[Problem to solve] As the answer, give a copy of each line below that includes the word "West".

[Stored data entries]
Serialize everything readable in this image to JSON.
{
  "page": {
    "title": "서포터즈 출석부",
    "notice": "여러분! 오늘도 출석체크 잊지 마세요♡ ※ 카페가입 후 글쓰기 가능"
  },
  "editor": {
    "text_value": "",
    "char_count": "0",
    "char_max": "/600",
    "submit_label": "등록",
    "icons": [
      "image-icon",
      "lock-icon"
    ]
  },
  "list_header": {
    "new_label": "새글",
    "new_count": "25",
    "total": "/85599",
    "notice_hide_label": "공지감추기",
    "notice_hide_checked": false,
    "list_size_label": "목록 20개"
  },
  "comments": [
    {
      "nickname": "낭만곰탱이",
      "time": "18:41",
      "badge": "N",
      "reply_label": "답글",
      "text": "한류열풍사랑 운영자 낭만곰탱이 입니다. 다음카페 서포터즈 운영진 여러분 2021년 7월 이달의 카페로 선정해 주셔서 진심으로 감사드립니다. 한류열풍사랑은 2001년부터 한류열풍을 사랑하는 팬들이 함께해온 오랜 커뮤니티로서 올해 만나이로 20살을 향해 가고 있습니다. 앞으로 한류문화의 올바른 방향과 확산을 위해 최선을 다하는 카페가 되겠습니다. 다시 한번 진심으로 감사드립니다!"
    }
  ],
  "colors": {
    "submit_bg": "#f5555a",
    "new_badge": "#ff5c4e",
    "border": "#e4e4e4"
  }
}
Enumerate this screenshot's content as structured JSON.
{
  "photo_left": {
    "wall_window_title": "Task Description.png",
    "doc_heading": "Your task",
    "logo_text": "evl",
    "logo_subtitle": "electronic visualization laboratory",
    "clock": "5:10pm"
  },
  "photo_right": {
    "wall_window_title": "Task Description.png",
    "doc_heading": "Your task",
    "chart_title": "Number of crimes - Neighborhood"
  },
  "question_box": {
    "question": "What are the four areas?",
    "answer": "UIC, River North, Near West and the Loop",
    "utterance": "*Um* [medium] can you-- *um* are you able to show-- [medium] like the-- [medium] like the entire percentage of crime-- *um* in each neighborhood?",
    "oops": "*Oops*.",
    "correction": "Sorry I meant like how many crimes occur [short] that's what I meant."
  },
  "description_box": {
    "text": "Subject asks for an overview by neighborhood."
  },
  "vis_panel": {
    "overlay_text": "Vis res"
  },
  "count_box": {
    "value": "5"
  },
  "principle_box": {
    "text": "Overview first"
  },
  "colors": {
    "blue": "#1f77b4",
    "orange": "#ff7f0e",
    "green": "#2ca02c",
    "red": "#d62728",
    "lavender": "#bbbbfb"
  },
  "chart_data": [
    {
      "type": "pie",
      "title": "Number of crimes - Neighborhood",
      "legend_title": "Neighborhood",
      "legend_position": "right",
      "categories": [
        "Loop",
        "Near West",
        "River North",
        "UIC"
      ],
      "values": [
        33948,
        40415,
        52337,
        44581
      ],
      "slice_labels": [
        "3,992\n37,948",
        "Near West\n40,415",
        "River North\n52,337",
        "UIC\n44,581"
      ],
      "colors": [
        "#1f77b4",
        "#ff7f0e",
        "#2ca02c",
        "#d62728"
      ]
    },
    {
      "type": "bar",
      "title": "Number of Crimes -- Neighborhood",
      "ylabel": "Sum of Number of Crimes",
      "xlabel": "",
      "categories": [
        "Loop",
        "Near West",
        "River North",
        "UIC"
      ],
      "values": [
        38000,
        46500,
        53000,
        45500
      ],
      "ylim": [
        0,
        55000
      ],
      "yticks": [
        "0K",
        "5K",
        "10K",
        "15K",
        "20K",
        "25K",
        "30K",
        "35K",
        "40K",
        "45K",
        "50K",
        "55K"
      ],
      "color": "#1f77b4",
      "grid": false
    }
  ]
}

[Response for this exercise]
    "answer": "UIC, River North, Near West and the Loop",
        "Near West",
        "Near West\n40,415",
        "Near West",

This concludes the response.